Interface dataset entries
====

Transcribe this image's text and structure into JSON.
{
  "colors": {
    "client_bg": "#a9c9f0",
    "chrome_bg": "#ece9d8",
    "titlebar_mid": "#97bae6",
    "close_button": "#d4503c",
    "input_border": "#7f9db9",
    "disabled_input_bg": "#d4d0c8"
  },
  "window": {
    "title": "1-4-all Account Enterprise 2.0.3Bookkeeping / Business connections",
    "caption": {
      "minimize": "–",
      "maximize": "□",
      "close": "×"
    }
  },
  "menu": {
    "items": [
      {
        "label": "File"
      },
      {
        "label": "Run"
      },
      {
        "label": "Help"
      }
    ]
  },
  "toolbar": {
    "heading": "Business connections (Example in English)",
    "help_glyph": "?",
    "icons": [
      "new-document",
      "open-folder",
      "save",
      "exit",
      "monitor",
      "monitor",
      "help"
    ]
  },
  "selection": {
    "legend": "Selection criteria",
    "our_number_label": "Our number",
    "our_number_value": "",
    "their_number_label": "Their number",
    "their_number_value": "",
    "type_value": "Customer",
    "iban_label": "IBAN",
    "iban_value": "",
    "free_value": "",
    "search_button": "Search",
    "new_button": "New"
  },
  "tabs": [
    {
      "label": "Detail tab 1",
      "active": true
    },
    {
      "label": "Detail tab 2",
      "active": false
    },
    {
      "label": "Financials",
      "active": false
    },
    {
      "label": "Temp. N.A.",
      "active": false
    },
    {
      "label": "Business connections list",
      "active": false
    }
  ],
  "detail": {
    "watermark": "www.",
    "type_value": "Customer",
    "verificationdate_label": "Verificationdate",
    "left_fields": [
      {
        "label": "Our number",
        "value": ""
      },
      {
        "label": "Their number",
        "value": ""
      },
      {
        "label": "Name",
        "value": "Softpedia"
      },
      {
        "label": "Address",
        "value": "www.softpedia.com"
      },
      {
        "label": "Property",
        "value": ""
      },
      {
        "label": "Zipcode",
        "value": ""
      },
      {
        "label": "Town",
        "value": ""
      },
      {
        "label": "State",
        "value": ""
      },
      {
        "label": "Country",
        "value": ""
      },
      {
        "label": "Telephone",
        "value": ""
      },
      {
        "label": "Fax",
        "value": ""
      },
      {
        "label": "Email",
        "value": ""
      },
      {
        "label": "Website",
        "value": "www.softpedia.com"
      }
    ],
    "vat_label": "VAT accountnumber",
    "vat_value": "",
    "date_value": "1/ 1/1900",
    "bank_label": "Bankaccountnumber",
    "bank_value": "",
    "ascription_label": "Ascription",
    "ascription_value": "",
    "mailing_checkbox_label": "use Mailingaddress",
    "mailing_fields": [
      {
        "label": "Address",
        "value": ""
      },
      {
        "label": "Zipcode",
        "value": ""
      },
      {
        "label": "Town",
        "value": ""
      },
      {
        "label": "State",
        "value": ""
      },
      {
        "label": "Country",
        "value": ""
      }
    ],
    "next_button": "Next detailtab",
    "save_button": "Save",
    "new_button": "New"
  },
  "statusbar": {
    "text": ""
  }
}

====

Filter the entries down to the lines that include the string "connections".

COMPLETED EXERCISE:
    "title": "1-4-all Account Enterprise 2.0.3Bookkeeping / Business connections",
    "heading": "Business connections (Example in English)",
      "label": "Business connections list",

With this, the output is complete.